# [PROBLEM]
Hunt through the lines below for the string "JSON" and copy each one that has it.

Data records
—————

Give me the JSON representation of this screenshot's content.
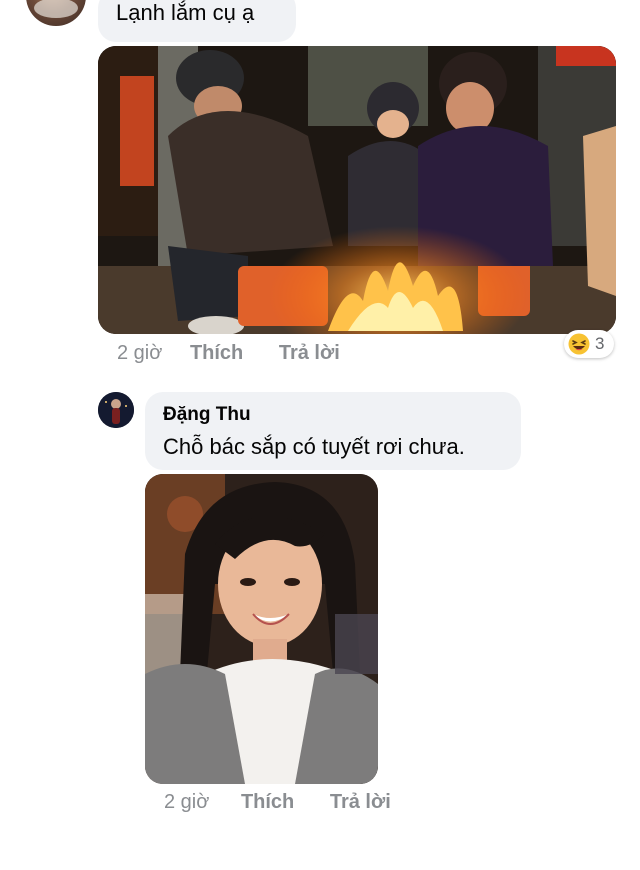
{
  "comments": [
    {
      "text": "Lạnh lắm cụ ạ",
      "meta": {
        "time": "2 giờ",
        "like": "Thích",
        "reply": "Trả lời"
      },
      "reaction": {
        "icon": "laughing-emoji-icon",
        "count": "3"
      }
    },
    {
      "author": "Đặng Thu",
      "text": "Chỗ bác sắp có tuyết rơi chưa.",
      "meta": {
        "time": "2 giờ",
        "like": "Thích",
        "reply": "Trả lời"
      }
    }
  ],
  "colors": {
    "bubble": "#f0f2f5",
    "meta": "#8a8d91",
    "text": "#050505"
  }
}
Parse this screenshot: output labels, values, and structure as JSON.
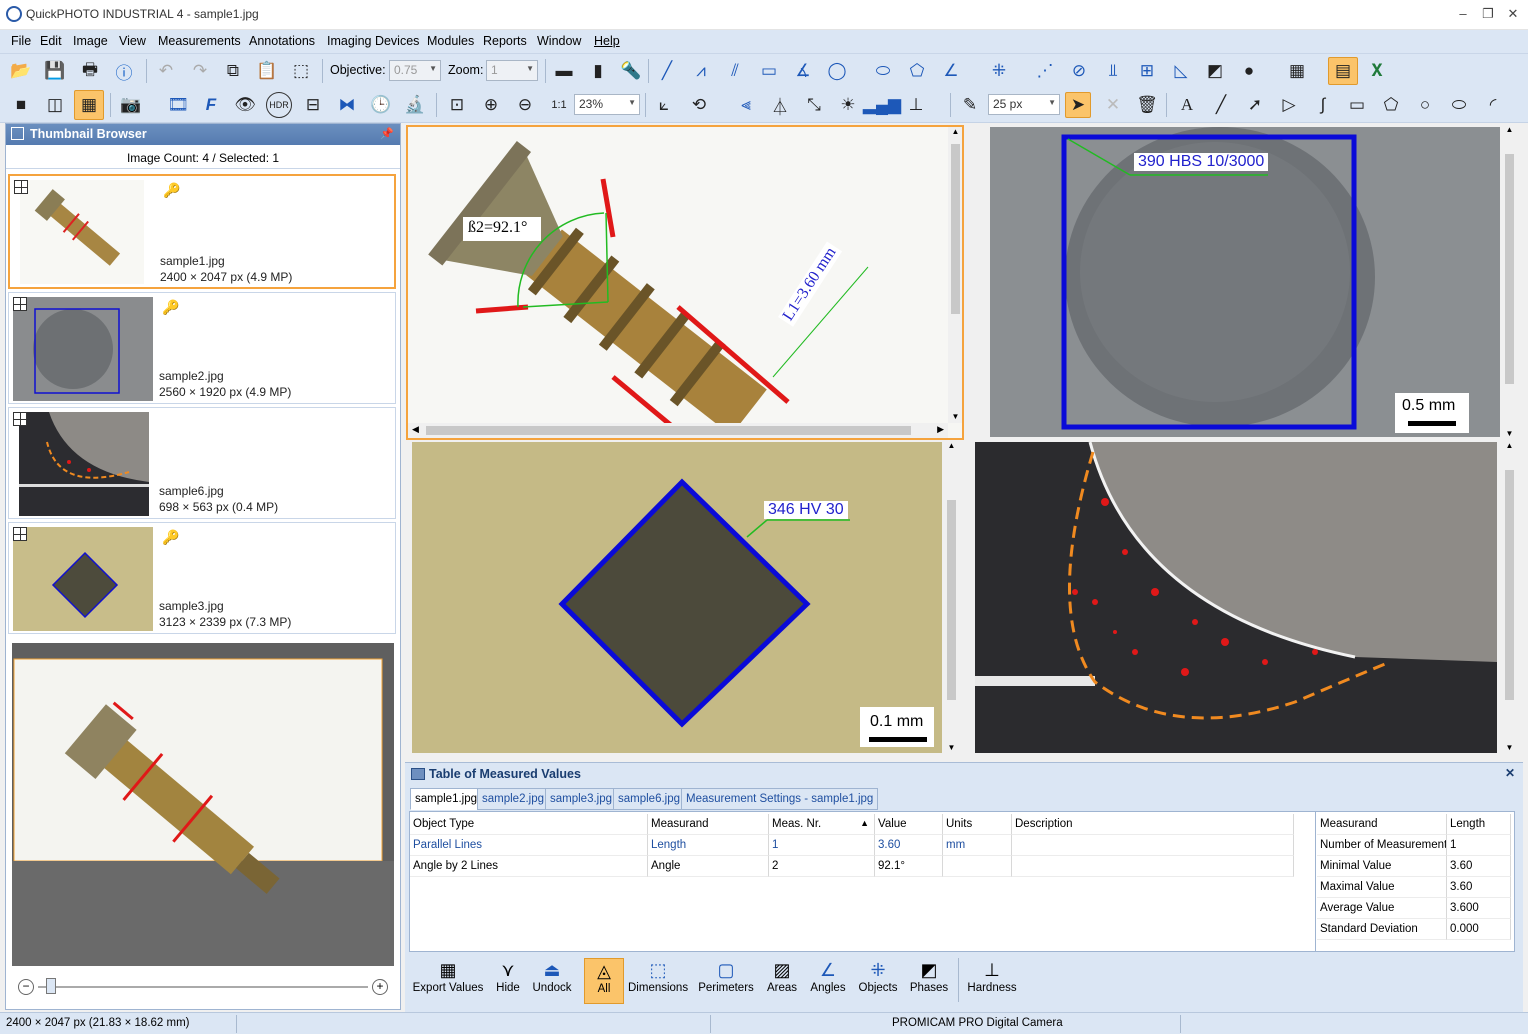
{
  "window": {
    "title": "QuickPHOTO INDUSTRIAL 4 - sample1.jpg"
  },
  "menu": [
    "File",
    "Edit",
    "Image",
    "View",
    "Measurements",
    "Annotations",
    "Imaging Devices",
    "Modules",
    "Reports",
    "Window",
    "Help"
  ],
  "toolbar": {
    "objective_label": "Objective:",
    "objective_value": "0.75",
    "zoom_label": "Zoom:",
    "zoom_value": "1",
    "zoom_percent": "23%",
    "line_width": "25 px"
  },
  "thumbnail_browser": {
    "title": "Thumbnail Browser",
    "count_text": "Image Count: 4 / Selected: 1",
    "items": [
      {
        "name": "sample1.jpg",
        "info": "2400 × 2047 px (4.9 MP)"
      },
      {
        "name": "sample2.jpg",
        "info": "2560 × 1920 px (4.9 MP)"
      },
      {
        "name": "sample6.jpg",
        "info": "698 × 563 px (0.4 MP)"
      },
      {
        "name": "sample3.jpg",
        "info": "3123 × 2339 px (7.3 MP)"
      }
    ]
  },
  "views": {
    "screw": {
      "angle_label": "ß2=92.1°",
      "length_label": "L1=3.60 mm"
    },
    "hbs": {
      "label": "390 HBS 10/3000",
      "scale": "0.5 mm"
    },
    "hv": {
      "label": "346 HV 30",
      "scale": "0.1 mm"
    }
  },
  "table": {
    "title": "Table of Measured Values",
    "tabs": [
      "sample1.jpg",
      "sample2.jpg",
      "sample3.jpg",
      "sample6.jpg",
      "Measurement Settings - sample1.jpg"
    ],
    "columns": [
      "Object Type",
      "Measurand",
      "Meas. Nr.",
      "Value",
      "Units",
      "Description"
    ],
    "rows": [
      [
        "Parallel Lines",
        "Length",
        "1",
        "3.60",
        "mm",
        ""
      ],
      [
        "Angle by 2 Lines",
        "Angle",
        "2",
        "92.1°",
        "",
        ""
      ]
    ],
    "stats_header": [
      "Measurand",
      "Length"
    ],
    "stats": [
      [
        "Number of Measurements",
        "1"
      ],
      [
        "Minimal Value",
        "3.60"
      ],
      [
        "Maximal Value",
        "3.60"
      ],
      [
        "Average Value",
        "3.600"
      ],
      [
        "Standard Deviation",
        "0.000"
      ]
    ]
  },
  "bottom_buttons": [
    "Export Values",
    "Hide",
    "Undock",
    "All",
    "Dimensions",
    "Perimeters",
    "Areas",
    "Angles",
    "Objects",
    "Phases",
    "Hardness"
  ],
  "status": {
    "size": "2400 × 2047 px (21.83 × 18.62 mm)",
    "camera": "PROMICAM PRO Digital Camera"
  }
}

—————

# [REPLY]
Give me the JSON representation of this screenshot's content.
Parse this screenshot: output labels, values, and structure as JSON.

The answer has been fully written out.